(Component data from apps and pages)
⟨
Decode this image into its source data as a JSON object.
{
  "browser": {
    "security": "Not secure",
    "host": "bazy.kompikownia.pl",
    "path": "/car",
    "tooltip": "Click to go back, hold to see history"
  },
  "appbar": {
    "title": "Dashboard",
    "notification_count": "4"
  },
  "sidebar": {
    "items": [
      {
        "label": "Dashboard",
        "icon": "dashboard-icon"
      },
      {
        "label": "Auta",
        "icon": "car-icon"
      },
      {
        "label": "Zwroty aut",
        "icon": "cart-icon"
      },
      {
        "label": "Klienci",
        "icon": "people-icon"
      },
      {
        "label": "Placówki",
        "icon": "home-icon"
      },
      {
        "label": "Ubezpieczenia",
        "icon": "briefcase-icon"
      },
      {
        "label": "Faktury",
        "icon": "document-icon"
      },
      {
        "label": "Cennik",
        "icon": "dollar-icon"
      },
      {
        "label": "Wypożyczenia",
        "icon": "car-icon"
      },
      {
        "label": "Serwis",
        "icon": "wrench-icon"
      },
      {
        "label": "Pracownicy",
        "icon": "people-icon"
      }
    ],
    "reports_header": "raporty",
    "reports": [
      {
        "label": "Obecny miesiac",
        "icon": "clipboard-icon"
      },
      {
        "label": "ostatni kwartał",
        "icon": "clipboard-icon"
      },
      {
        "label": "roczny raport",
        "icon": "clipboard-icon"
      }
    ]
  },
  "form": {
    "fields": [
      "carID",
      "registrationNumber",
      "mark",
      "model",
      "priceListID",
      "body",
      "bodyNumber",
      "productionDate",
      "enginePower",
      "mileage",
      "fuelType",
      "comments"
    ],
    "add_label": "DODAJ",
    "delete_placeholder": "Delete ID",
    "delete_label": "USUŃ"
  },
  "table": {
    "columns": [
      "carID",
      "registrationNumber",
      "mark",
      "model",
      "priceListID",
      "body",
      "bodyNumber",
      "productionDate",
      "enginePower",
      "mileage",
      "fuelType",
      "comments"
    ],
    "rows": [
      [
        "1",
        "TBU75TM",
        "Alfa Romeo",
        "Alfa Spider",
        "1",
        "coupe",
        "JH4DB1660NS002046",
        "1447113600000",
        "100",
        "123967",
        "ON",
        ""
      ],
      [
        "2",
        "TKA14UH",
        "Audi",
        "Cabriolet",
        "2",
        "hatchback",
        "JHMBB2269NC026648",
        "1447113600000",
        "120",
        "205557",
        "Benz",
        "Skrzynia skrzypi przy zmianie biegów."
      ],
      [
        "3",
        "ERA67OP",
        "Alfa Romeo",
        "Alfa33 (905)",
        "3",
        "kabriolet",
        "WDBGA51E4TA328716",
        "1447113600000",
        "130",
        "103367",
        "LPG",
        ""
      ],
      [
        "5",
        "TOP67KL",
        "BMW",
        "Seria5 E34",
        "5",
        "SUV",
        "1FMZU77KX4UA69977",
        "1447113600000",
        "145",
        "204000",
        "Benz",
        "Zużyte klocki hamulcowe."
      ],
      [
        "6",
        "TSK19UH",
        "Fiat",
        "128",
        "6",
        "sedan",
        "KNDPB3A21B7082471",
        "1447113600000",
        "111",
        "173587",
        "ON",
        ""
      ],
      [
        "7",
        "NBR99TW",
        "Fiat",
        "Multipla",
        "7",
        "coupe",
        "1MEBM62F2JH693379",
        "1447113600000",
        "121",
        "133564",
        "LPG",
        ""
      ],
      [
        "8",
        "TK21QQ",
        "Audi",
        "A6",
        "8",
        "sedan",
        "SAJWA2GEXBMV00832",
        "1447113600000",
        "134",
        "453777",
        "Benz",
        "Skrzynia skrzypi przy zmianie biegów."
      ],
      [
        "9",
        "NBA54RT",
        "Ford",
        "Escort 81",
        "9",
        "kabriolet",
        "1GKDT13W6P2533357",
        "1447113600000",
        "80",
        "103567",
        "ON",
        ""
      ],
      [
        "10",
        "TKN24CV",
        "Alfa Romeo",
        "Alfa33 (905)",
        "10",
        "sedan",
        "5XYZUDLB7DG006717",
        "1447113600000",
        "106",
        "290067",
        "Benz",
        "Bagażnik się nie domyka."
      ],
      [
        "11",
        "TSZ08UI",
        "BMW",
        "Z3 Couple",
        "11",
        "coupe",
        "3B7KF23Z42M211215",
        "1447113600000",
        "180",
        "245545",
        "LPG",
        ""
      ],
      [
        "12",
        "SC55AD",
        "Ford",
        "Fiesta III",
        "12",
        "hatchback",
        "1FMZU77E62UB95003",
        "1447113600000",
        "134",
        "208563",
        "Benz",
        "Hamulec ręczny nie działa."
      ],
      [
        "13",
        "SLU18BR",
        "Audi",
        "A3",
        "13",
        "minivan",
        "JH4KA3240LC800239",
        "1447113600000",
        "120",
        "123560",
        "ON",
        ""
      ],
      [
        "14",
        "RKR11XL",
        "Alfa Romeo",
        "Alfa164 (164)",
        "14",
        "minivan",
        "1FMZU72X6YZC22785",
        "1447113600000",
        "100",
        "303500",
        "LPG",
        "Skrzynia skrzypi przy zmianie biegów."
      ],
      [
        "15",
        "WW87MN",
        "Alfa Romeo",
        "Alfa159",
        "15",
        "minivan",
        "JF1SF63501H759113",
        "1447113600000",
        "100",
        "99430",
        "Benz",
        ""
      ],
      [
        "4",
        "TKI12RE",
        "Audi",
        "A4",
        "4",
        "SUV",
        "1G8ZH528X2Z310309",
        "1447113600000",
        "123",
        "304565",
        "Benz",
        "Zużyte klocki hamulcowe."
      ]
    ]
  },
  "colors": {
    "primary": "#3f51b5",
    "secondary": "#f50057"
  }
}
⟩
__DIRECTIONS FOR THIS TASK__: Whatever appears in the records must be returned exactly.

__ANSWER TO THE PROBLEM__:
Decode this image into its source data as a JSON object.
{
  "browser": {
    "security": "Not secure",
    "host": "bazy.kompikownia.pl",
    "path": "/car",
    "tooltip": "Click to go back, hold to see history"
  },
  "appbar": {
    "title": "Dashboard",
    "notification_count": "4"
  },
  "sidebar": {
    "items": [
      {
        "label": "Dashboard",
        "icon": "dashboard-icon"
      },
      {
        "label": "Auta",
        "icon": "car-icon"
      },
      {
        "label": "Zwroty aut",
        "icon": "cart-icon"
      },
      {
        "label": "Klienci",
        "icon": "people-icon"
      },
      {
        "label": "Placówki",
        "icon": "home-icon"
      },
      {
        "label": "Ubezpieczenia",
        "icon": "briefcase-icon"
      },
      {
        "label": "Faktury",
        "icon": "document-icon"
      },
      {
        "label": "Cennik",
        "icon": "dollar-icon"
      },
      {
        "label": "Wypożyczenia",
        "icon": "car-icon"
      },
      {
        "label": "Serwis",
        "icon": "wrench-icon"
      },
      {
        "label": "Pracownicy",
        "icon": "people-icon"
      }
    ],
    "reports_header": "raporty",
    "reports": [
      {
        "label": "Obecny miesiac",
        "icon": "clipboard-icon"
      },
      {
        "label": "ostatni kwartał",
        "icon": "clipboard-icon"
      },
      {
        "label": "roczny raport",
        "icon": "clipboard-icon"
      }
    ]
  },
  "form": {
    "fields": [
      "carID",
      "registrationNumber",
      "mark",
      "model",
      "priceListID",
      "body",
      "bodyNumber",
      "productionDate",
      "enginePower",
      "mileage",
      "fuelType",
      "comments"
    ],
    "add_label": "DODAJ",
    "delete_placeholder": "Delete ID",
    "delete_label": "USUŃ"
  },
  "table": {
    "columns": [
      "carID",
      "registrationNumber",
      "mark",
      "model",
      "priceListID",
      "body",
      "bodyNumber",
      "productionDate",
      "enginePower",
      "mileage",
      "fuelType",
      "comments"
    ],
    "rows": [
      [
        "1",
        "TBU75TM",
        "Alfa Romeo",
        "Alfa Spider",
        "1",
        "coupe",
        "JH4DB1660NS002046",
        "1447113600000",
        "100",
        "123967",
        "ON",
        ""
      ],
      [
        "2",
        "TKA14UH",
        "Audi",
        "Cabriolet",
        "2",
        "hatchback",
        "JHMBB2269NC026648",
        "1447113600000",
        "120",
        "205557",
        "Benz",
        "Skrzynia skrzypi przy zmianie biegów."
      ],
      [
        "3",
        "ERA67OP",
        "Alfa Romeo",
        "Alfa33 (905)",
        "3",
        "kabriolet",
        "WDBGA51E4TA328716",
        "1447113600000",
        "130",
        "103367",
        "LPG",
        ""
      ],
      [
        "5",
        "TOP67KL",
        "BMW",
        "Seria5 E34",
        "5",
        "SUV",
        "1FMZU77KX4UA69977",
        "1447113600000",
        "145",
        "204000",
        "Benz",
        "Zużyte klocki hamulcowe."
      ],
      [
        "6",
        "TSK19UH",
        "Fiat",
        "128",
        "6",
        "sedan",
        "KNDPB3A21B7082471",
        "1447113600000",
        "111",
        "173587",
        "ON",
        ""
      ],
      [
        "7",
        "NBR99TW",
        "Fiat",
        "Multipla",
        "7",
        "coupe",
        "1MEBM62F2JH693379",
        "1447113600000",
        "121",
        "133564",
        "LPG",
        ""
      ],
      [
        "8",
        "TK21QQ",
        "Audi",
        "A6",
        "8",
        "sedan",
        "SAJWA2GEXBMV00832",
        "1447113600000",
        "134",
        "453777",
        "Benz",
        "Skrzynia skrzypi przy zmianie biegów."
      ],
      [
        "9",
        "NBA54RT",
        "Ford",
        "Escort 81",
        "9",
        "kabriolet",
        "1GKDT13W6P2533357",
        "1447113600000",
        "80",
        "103567",
        "ON",
        ""
      ],
      [
        "10",
        "TKN24CV",
        "Alfa Romeo",
        "Alfa33 (905)",
        "10",
        "sedan",
        "5XYZUDLB7DG006717",
        "1447113600000",
        "106",
        "290067",
        "Benz",
        "Bagażnik się nie domyka."
      ],
      [
        "11",
        "TSZ08UI",
        "BMW",
        "Z3 Couple",
        "11",
        "coupe",
        "3B7KF23Z42M211215",
        "1447113600000",
        "180",
        "245545",
        "LPG",
        ""
      ],
      [
        "12",
        "SC55AD",
        "Ford",
        "Fiesta III",
        "12",
        "hatchback",
        "1FMZU77E62UB95003",
        "1447113600000",
        "134",
        "208563",
        "Benz",
        "Hamulec ręczny nie działa."
      ],
      [
        "13",
        "SLU18BR",
        "Audi",
        "A3",
        "13",
        "minivan",
        "JH4KA3240LC800239",
        "1447113600000",
        "120",
        "123560",
        "ON",
        ""
      ],
      [
        "14",
        "RKR11XL",
        "Alfa Romeo",
        "Alfa164 (164)",
        "14",
        "minivan",
        "1FMZU72X6YZC22785",
        "1447113600000",
        "100",
        "303500",
        "LPG",
        "Skrzynia skrzypi przy zmianie biegów."
      ],
      [
        "15",
        "WW87MN",
        "Alfa Romeo",
        "Alfa159",
        "15",
        "minivan",
        "JF1SF63501H759113",
        "1447113600000",
        "100",
        "99430",
        "Benz",
        ""
      ],
      [
        "4",
        "TKI12RE",
        "Audi",
        "A4",
        "4",
        "SUV",
        "1G8ZH528X2Z310309",
        "1447113600000",
        "123",
        "304565",
        "Benz",
        "Zużyte klocki hamulcowe."
      ]
    ]
  },
  "colors": {
    "primary": "#3f51b5",
    "secondary": "#f50057"
  }
}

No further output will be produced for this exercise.